Provided data section start

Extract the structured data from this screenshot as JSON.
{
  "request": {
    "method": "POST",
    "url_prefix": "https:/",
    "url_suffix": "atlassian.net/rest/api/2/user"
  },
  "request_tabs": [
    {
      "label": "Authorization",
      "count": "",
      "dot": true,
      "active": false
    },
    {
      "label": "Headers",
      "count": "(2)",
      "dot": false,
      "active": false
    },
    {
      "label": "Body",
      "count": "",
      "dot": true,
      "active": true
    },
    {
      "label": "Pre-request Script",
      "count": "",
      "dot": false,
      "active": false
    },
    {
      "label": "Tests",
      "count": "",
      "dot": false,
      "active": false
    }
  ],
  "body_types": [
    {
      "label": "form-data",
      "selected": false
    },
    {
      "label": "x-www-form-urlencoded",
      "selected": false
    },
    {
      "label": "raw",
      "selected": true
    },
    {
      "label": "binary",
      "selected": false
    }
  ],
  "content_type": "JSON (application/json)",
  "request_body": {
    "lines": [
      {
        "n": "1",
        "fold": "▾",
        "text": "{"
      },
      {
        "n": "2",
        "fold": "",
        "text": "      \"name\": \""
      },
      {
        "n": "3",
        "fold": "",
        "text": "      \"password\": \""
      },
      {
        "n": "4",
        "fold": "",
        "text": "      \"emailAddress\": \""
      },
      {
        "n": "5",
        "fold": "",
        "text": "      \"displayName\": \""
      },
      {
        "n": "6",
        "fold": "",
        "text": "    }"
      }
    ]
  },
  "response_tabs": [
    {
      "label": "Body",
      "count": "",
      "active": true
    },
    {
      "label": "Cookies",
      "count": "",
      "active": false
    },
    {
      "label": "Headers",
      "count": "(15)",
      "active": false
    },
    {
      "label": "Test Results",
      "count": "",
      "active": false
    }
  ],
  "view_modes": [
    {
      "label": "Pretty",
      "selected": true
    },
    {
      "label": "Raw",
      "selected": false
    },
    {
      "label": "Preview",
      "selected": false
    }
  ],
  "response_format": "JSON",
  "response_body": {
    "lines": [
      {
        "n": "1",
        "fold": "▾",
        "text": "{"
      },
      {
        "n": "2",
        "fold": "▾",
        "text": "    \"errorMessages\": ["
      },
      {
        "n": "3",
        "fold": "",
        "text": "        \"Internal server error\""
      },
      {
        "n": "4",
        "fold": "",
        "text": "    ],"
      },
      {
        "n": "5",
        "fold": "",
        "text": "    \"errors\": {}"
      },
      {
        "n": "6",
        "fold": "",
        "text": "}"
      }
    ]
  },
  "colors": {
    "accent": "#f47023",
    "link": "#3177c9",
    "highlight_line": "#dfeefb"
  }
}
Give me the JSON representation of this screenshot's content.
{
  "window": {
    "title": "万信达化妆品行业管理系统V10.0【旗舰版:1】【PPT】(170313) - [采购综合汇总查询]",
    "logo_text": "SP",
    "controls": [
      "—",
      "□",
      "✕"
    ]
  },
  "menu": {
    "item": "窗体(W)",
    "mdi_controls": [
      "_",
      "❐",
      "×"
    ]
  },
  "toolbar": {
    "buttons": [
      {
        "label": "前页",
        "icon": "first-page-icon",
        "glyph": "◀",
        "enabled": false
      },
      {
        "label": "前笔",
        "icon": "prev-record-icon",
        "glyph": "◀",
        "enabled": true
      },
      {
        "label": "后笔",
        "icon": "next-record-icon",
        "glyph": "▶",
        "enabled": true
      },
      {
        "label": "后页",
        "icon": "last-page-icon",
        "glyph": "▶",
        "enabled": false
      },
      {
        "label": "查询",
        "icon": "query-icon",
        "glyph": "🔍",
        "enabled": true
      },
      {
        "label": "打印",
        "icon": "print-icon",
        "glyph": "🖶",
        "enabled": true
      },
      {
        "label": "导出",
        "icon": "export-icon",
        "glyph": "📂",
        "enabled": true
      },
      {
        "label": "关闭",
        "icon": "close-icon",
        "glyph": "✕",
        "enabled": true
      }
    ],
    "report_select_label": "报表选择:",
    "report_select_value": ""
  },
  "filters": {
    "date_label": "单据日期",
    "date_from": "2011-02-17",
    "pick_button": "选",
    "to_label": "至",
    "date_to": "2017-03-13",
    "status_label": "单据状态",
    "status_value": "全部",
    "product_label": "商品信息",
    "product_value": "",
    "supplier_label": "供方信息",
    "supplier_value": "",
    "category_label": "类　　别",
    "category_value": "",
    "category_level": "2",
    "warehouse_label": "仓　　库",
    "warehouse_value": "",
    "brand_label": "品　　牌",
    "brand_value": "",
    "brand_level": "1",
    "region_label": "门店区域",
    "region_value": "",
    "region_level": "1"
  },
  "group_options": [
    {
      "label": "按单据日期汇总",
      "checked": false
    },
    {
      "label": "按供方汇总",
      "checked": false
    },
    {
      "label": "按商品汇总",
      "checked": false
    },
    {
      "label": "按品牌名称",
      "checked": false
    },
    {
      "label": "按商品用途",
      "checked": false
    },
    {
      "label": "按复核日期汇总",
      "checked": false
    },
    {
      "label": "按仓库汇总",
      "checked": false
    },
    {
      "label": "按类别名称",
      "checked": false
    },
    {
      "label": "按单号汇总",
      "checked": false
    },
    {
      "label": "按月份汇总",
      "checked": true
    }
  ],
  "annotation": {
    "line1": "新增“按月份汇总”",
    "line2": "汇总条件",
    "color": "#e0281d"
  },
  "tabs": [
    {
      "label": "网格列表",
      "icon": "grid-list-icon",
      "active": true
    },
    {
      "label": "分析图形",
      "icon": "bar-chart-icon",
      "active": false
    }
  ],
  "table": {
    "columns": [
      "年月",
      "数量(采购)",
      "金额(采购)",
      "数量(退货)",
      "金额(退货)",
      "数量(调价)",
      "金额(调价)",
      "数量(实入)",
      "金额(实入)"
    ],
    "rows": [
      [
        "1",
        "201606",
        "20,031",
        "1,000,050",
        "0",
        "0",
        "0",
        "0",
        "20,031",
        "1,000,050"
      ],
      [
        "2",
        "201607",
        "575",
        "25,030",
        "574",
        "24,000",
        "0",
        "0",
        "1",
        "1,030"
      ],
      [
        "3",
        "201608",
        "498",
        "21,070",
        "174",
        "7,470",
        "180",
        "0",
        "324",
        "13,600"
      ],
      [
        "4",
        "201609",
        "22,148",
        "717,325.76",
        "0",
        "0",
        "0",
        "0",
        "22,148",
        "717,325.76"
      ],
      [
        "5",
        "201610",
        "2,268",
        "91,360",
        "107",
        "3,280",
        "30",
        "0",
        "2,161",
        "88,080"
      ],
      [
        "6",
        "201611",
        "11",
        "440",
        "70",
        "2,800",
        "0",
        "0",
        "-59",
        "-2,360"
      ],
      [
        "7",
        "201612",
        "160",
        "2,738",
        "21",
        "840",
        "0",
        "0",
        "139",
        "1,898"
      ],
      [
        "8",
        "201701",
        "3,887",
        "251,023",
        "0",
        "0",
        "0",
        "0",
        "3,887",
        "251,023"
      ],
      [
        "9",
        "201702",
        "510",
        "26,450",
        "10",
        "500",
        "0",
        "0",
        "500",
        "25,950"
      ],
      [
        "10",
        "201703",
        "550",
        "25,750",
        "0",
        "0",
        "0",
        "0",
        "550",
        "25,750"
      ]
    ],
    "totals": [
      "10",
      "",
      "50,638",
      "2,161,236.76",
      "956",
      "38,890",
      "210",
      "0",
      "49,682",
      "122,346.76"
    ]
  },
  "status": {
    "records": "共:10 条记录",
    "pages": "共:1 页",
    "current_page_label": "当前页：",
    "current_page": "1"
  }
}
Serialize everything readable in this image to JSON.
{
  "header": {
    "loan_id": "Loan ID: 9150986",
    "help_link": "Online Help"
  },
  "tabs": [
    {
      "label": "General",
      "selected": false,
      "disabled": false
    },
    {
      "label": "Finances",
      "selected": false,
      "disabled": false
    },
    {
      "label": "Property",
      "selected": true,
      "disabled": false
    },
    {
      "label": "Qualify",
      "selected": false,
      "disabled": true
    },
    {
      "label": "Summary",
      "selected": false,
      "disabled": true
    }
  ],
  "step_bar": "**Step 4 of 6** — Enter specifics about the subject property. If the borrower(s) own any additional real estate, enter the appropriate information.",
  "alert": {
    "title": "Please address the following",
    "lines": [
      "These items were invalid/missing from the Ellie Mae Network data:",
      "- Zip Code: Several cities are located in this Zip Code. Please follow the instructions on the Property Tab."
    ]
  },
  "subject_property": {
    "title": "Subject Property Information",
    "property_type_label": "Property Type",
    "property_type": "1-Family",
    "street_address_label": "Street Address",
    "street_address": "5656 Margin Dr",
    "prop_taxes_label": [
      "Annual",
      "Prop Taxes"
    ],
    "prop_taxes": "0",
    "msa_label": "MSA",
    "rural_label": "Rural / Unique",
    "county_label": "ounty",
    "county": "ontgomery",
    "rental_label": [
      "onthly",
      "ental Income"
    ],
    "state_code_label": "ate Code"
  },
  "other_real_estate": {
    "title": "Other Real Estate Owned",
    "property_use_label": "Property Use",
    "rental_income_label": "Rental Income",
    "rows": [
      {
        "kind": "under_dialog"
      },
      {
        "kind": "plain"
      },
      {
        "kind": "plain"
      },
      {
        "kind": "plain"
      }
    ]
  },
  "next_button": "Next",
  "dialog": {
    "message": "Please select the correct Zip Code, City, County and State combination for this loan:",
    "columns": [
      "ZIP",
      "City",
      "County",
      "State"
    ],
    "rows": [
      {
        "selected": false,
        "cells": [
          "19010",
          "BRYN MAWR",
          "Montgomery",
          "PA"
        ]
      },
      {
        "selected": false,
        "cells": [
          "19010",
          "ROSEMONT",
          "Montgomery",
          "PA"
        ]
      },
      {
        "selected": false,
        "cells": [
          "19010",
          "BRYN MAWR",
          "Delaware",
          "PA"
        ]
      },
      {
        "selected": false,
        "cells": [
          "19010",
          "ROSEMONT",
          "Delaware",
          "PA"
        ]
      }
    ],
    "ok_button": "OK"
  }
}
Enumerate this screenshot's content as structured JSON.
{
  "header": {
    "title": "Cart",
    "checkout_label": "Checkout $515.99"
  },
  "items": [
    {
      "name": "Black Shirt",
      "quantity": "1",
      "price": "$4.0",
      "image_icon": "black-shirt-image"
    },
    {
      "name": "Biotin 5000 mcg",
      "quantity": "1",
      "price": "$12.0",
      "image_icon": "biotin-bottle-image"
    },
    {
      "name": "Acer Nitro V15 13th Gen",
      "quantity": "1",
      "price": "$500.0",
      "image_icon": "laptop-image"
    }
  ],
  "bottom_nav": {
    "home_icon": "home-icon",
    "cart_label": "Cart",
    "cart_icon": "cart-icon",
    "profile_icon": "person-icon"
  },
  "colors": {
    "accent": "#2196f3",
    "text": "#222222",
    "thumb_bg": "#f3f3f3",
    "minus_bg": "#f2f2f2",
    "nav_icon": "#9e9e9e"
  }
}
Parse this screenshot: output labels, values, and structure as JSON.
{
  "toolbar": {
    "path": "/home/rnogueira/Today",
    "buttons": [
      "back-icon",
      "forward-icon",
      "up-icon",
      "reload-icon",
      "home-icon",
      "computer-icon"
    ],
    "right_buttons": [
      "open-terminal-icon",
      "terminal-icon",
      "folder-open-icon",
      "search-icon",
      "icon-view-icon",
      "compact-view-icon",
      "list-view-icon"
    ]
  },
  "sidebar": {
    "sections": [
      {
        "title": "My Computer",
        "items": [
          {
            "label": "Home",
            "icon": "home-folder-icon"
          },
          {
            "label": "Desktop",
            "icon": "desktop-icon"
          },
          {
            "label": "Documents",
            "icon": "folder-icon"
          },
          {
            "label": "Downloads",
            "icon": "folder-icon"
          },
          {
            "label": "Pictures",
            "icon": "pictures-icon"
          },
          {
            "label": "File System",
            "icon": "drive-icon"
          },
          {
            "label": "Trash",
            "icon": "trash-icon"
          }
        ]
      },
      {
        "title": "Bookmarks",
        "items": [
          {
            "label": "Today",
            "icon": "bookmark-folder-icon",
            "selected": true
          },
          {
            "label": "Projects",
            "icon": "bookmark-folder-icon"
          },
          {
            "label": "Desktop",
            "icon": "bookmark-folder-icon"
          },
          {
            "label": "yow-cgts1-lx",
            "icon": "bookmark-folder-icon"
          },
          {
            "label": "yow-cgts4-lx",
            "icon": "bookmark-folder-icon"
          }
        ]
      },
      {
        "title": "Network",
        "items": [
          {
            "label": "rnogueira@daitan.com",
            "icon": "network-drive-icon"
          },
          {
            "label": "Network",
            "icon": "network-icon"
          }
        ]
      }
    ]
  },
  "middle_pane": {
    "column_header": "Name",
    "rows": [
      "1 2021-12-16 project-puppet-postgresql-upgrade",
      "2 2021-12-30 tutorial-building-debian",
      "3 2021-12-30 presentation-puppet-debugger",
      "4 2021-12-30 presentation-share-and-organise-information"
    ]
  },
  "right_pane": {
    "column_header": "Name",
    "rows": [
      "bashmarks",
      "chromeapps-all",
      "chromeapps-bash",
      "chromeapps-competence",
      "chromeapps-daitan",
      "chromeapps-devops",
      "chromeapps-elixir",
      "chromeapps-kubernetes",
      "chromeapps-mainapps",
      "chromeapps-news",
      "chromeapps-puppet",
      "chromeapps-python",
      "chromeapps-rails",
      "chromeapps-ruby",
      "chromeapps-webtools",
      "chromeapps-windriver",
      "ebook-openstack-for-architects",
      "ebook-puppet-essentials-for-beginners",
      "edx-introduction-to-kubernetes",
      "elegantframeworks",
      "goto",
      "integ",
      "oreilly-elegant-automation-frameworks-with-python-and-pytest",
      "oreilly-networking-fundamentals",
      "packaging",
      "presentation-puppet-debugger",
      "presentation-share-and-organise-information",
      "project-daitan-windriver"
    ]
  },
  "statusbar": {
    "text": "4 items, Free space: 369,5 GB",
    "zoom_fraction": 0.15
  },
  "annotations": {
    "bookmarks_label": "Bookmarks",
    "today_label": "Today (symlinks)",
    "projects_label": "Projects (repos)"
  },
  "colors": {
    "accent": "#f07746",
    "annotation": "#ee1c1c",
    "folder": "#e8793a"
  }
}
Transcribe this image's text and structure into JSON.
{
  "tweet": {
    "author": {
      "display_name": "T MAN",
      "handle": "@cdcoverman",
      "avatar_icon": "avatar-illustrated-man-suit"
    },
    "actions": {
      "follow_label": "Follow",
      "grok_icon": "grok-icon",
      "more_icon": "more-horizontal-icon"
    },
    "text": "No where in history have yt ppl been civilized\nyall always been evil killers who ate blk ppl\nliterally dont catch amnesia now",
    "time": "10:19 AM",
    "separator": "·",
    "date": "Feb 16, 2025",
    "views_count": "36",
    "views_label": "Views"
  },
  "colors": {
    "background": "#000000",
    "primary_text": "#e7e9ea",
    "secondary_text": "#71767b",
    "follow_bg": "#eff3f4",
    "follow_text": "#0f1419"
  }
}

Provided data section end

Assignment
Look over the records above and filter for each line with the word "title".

Solution for this exercise
    "title": "万信达化妆品行业管理系统V10.0【旗舰版:1】【PPT】(170313) - [采购综合汇总查询]",
    "title": "Please address the following",
    "title": "Subject Property Information",
    "title": "Other Real Estate Owned",
    "title": "Cart",
        "title": "My Computer",
        "title": "Bookmarks",
        "title": "Network",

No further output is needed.